Intel Galileo and the Quark X1000 SoC that power the Galileo, are projects on which I was the leading Linux engineer. One problem we had when getting the SoC up-and running as an Arduino host - was that the GPIOs didn’t provide the set of functionality that the Arudino base-libraries provided. For that reason a Cypress CY8C9520A I2C GPIO expander was added. The Cypress though is an I2C based device and correspondingly has pretty disappointing GPIO performance - in comparsion to the base Arduino which was able to toggle GPIOs in the MegaHertz range - we were achieving the hundreds of KiloHertz.
Here is a post I made on the various different ways of driving GPIO on the Galileo subsequent to the original release of the project in 2013.
Screaming fast GPIO on Intel Galileo
Galileo - has two pins IO2 and IO3 through which we can drive significant data rates. By default these two pins are routed to the Cypress.
There are three methods to communicate with these pins - which have increasing throughput
digitalWrite(register uint8_t pin, register uint8_t val)
Using this method it is possible to toggle an individual pin in a tight loop @ about 477 kHz
1 2 3 4
This is a read-modify-write operation meaning we first read the value of the GPIO, then we modify the value, then we write the new value back.
This method isn’t especially fast since we are ultimately going through GPIOLib in user-space - which involves a context switch to kernel and back in order to toggle a GPIO.

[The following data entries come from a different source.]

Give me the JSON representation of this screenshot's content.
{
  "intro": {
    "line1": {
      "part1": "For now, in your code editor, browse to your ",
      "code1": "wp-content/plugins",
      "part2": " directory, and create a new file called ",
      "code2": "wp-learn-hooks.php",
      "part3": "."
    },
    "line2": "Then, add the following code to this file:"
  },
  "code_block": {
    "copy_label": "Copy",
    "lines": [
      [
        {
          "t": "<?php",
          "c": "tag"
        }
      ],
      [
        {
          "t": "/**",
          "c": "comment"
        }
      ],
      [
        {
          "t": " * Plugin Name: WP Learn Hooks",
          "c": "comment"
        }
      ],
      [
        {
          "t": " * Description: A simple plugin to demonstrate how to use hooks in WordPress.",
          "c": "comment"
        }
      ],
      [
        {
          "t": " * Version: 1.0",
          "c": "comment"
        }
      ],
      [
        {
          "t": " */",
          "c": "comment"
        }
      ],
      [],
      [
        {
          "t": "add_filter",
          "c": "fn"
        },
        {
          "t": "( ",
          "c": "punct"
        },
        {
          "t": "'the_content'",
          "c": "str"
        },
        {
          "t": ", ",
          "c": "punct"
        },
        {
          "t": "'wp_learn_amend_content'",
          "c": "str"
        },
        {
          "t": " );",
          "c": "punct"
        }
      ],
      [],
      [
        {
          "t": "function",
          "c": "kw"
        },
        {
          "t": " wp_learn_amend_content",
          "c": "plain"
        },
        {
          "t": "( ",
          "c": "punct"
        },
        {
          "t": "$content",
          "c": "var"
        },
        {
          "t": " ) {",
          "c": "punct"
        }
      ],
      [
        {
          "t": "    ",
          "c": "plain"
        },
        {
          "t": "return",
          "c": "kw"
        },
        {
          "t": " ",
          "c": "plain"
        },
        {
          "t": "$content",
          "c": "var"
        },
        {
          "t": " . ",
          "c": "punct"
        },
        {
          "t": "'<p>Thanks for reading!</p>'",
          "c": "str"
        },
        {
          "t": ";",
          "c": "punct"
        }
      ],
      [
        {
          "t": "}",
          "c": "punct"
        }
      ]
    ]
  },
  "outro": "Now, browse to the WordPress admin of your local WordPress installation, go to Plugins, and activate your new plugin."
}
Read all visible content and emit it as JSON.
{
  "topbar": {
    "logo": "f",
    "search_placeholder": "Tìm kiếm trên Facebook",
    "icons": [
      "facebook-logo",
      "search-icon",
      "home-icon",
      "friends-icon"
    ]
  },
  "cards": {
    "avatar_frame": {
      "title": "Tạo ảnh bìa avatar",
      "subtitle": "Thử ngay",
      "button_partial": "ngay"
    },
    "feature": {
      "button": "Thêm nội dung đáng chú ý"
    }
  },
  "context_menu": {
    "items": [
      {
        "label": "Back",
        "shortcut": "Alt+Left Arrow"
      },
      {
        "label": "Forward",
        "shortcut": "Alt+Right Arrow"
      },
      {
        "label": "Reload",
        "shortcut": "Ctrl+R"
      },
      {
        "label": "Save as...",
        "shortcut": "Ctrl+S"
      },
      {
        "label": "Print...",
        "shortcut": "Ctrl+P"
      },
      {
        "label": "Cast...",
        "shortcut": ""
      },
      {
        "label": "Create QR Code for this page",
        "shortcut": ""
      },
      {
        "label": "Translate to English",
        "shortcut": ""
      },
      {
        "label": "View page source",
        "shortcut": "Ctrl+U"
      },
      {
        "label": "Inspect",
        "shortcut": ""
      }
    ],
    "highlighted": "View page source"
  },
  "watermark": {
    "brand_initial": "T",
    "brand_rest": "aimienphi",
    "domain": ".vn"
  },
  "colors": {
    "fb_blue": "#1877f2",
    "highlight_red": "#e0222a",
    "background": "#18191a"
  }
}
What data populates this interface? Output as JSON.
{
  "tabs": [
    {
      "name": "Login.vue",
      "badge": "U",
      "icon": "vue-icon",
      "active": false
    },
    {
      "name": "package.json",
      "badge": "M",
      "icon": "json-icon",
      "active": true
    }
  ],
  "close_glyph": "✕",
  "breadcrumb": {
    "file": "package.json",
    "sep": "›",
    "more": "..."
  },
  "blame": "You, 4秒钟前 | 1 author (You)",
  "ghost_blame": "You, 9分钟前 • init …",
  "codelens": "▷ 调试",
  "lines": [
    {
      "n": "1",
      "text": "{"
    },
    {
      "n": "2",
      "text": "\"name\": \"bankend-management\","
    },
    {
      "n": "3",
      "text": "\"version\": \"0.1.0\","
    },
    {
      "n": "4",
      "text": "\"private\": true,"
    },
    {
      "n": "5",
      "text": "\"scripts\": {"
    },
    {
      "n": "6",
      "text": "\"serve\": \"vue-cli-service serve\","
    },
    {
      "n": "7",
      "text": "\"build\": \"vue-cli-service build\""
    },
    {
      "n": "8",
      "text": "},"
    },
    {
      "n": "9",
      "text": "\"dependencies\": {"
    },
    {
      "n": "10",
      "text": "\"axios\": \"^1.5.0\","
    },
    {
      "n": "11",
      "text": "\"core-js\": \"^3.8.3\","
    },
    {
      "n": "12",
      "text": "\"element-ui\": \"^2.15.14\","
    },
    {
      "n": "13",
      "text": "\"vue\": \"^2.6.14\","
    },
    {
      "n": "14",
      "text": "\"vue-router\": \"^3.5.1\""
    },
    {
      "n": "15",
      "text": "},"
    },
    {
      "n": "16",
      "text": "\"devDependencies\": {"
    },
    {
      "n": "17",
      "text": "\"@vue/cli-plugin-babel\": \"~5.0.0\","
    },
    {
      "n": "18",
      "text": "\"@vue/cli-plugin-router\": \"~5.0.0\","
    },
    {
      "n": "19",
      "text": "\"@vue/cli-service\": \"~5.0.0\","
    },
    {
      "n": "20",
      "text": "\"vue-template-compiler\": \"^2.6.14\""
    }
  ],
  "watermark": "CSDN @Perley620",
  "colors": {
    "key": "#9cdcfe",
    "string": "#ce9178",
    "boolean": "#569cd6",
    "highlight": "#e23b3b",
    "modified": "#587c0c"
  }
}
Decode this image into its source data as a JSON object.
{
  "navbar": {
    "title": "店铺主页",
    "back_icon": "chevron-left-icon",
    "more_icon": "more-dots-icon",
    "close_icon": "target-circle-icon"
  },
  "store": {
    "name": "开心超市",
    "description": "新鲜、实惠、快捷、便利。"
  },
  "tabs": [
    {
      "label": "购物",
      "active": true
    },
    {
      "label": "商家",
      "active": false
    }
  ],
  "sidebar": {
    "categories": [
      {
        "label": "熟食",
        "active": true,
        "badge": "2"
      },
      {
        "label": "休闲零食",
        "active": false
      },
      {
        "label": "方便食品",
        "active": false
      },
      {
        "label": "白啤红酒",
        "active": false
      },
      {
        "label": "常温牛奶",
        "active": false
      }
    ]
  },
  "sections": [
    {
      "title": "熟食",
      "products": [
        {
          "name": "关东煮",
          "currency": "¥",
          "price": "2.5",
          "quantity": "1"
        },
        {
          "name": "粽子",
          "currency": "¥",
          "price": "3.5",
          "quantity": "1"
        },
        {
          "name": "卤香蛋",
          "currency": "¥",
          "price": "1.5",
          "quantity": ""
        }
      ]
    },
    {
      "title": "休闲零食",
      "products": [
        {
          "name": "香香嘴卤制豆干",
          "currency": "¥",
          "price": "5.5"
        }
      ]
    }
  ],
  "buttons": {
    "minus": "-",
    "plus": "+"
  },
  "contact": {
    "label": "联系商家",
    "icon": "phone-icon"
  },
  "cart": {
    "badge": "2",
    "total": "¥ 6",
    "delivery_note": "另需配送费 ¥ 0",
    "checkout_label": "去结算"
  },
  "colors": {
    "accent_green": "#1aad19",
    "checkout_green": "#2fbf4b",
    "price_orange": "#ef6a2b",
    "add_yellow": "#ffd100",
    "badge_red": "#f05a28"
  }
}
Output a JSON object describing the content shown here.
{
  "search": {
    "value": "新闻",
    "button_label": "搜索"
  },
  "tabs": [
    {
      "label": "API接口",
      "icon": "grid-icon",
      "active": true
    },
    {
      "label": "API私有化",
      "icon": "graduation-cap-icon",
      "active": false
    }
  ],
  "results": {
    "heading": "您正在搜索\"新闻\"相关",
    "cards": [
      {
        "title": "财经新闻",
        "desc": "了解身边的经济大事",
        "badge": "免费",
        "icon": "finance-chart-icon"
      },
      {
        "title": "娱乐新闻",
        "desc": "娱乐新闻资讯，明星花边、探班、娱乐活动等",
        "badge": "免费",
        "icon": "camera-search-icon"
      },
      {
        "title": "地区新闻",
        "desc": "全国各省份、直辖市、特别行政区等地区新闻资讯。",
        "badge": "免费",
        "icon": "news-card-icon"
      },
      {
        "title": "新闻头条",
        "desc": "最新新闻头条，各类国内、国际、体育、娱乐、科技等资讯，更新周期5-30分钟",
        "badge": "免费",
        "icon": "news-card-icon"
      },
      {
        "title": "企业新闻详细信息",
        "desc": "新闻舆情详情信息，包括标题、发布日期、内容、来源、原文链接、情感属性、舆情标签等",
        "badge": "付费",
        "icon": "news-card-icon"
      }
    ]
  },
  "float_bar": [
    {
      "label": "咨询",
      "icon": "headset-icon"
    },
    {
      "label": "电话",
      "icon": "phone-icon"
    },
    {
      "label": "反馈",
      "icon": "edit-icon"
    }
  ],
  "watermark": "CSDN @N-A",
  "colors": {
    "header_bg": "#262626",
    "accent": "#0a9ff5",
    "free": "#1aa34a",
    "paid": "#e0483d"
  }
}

Example digitalWrite() outputs 477kHz waveform on IO2:
1 2 3 4 5 6 7 8 9 10 11 12
fastGpioDigitalWrite(register uint8_t gpio, register uint8_t val)
This function actually lets you write directly to the registers - without going through the code around digitalWrite() and consequently has better performance than a straight digitalWrite(). Unlike digitalWrite() we won’t context-switch when updating the register associated with the GPIO. Only GPIO 2 and GPIO 3 are supported using this method.
Using this method it is possible to toggle an individual pin (GPIO_FAST_IO2, GPIO_FAST_IO3) at about 680 kHz.
1 2 3 4
Again this uses read/modify/write - and can toggle one GPIO at a time
Example fastGpioDigitalWrite - outputs 683kHz waveform on IO3:
1 2 3 4 5 6 7 8 9 10 11 12 13
fastGpioDigitalWriteDestructive(register uint8_t gpio_mask)
Using this method it is possible to achieve 2.93 Mhz data toggle rate on IO2/IO3 individually or simultaneously
It is the responsibility of the application to maintain the state of the GPIO registers directly. To enable this a function called fastGpioDigitalLatch() is provided - which allows the calling logic to latch the initial state of the GPIOs - before updating later. This method just writes GPIO bits straight to the GPIO register - i.e. a destructive write - for this reason it is approximately 2 x faster then read/modify/write. Twice as fast for a given write - means four times faster for a given wave form - hence ~700kHz (680kHz) becomes ~2.8Mhz (2.93 MHz)
Example fastGpioDigitalWriteDestructive outputs 2.93MHz waveform on IO3:
1 2 3 4 5 6 7 8 9 10 11 12 13 14 15 16 17
Example-4 fastGpioDigitalWriteDestructive outputs 2.93MHz waveform on both IO2 and IO3:
1 2 3 4 5 6 7 8 9 10 11 12 13 14 15 16 17 18 19 20 21 22 23 24 25 26 27
In other words the responsibility lies with the application designer in cases 3 and 4 to ensure the GPIO register values are correct - assuming - these values matter to the application use-case.